Stop Chasing Unicorns and Start Conversing with Customers
Lean Startup has its roots in Agile software development — the concept that software solutions can be developed from idea to market in months or weeks instead of years. It centers on the belief that a product doesn’t have to be perfect for customers to start using it. It simply has to be viable and the team has to accept customer feedback to create new, better versions of the product.
Janice Semper, GE’s Culture Leader, talks about how Lean Startup was deployed at GE. She relates the story of an executive speaking about processes on a panel. Processes make up both the backbone and the culture of GE, which has been viewed as an execution-oriented, compliance-sensitive enterprise.

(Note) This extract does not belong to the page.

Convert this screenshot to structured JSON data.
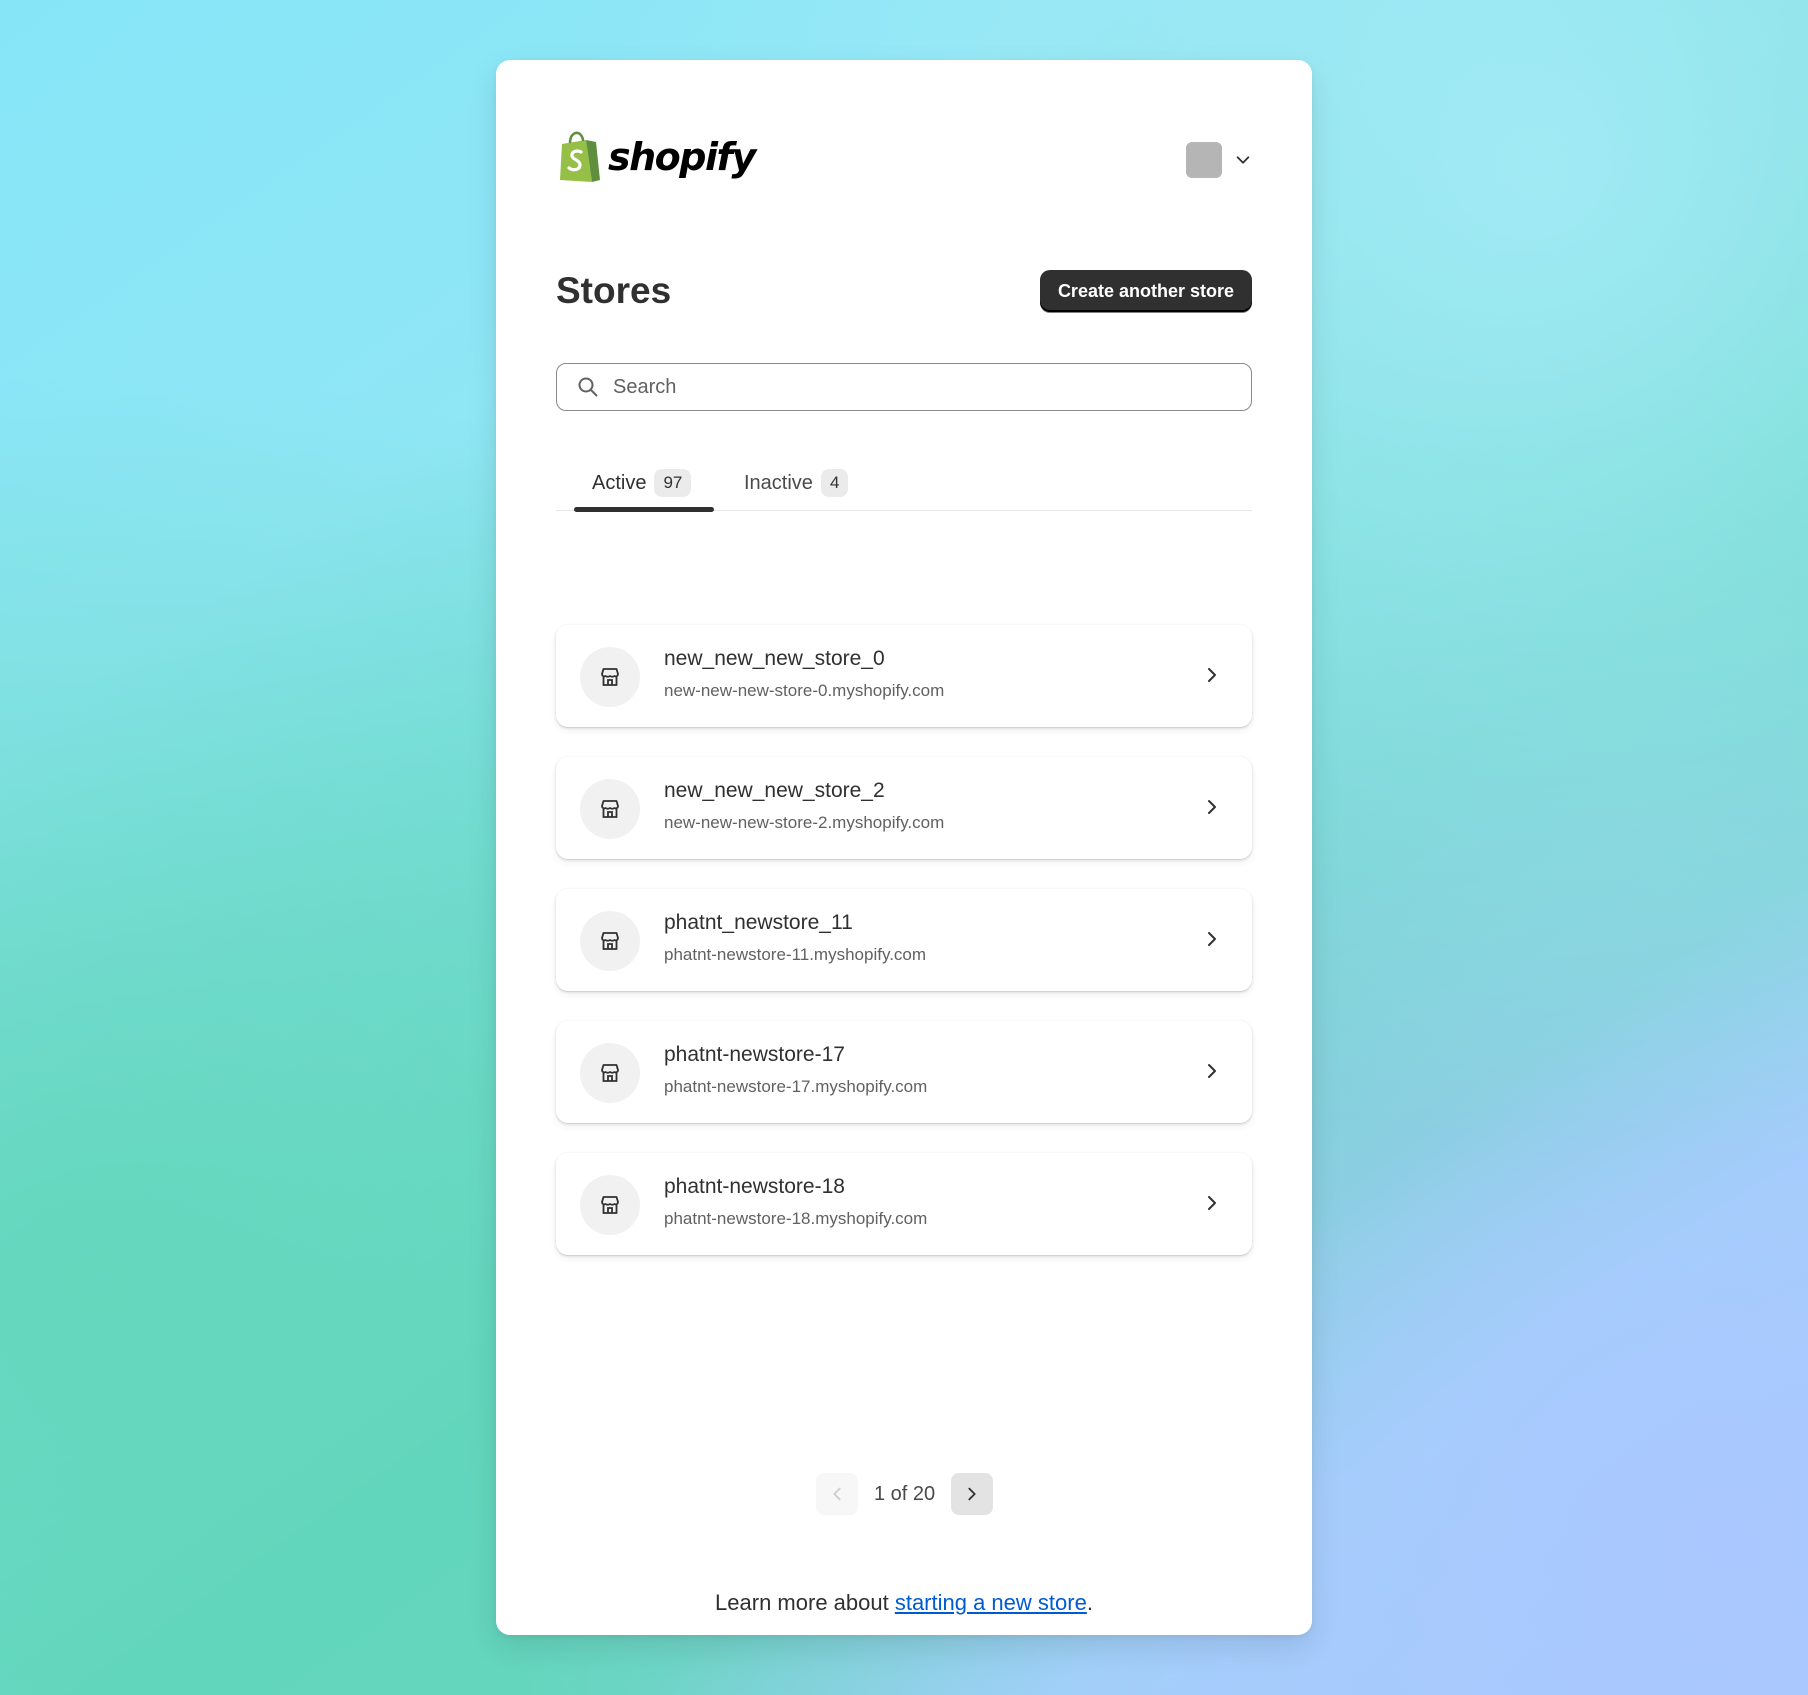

But that thinking had become pervasive; process development wasn’t used to innovate — it was used to mitigate. The company was spending time and money solving for what might happen instead of solving for what customers needed to happen. The executive noted that GE was preparing for a unicorn when the unicorn didn’t exist. Instead, GE teams needed to improve how quickly they learned from existing customers and put those lessons into action.
Empowering an Entrepreneurial Mindset
To move away from re-creating processes for their own sake, GE experimented with training employees using Lean Startup methodologies. Teams were encouraged to quickly learn from their customers and use that learning to build products that delivered more value for those same customers. Instead of relying on data and academics, arriving at process and product models after weeks spent on flow charts, SIPOCs and correlation analyses, they started with customer feedback and built products and services to meet those needs.
Suddenly, this corporation and its employees were thinking like entrepreneurs. They asked questions standard in most process improvement initiatives:
- Who is the customer and what do they need?
- What is important to the customer?
- What problem is this going to solve?
But GE also started asking: How fast can we test this? How fast can we get it to market? Can we get a product with a historical lead time of three years to market in one? These are questions hungry startup entrepreneurs ask, but they’re also the questions that keep companies competitive in an uncertain, rapid culture.
Speed Is the New Sigma
GE didn’t throw out the book when it embraced this methodology. In fact, a foundation of quality helped make it easier for it to accept this new approach. In other ways, though, old concepts of Six Sigma created obstacles.
Lean Startup requires making leap-of-faith assumptions and creating paths to verify them quickly. Milestone funding is important, ensuring that financial decision-makers and project teams share accountability for how money is used, and that the focus is on testing for commercial value. Still, leaders were originally slow to adopt agile product development.
Mark Little, head of GE Global Research, tells about an early experiment in lean development: A pilot to significantly reduce lead time that required running a parallel process instead of a serial one. The change required building some inventory — an action GE was normally loath to take as it went against Lean manufacturing principles. The process would increase speed to market and potentially be a win financially, but it took 42 meetings to get it approved.
As leaders and others adopted Lean Startup, though, the culture began changing. Little says, “just by thinking differently, we acted differently.” Product lead times were reduced. In 2013, GE tasked a team with creating a new french door refrigerator model in just three months, with a final production-ready product in less than a year. Within a year, the team completed the process — a feat that historically took up to five years.
When you think like entrepreneurs and work smarter, you can achieve cultural, customer and corporate victories.
Heather McGough is co-founder of Lean Startup Company overseeing education products that bring the startup mindset to large organizations.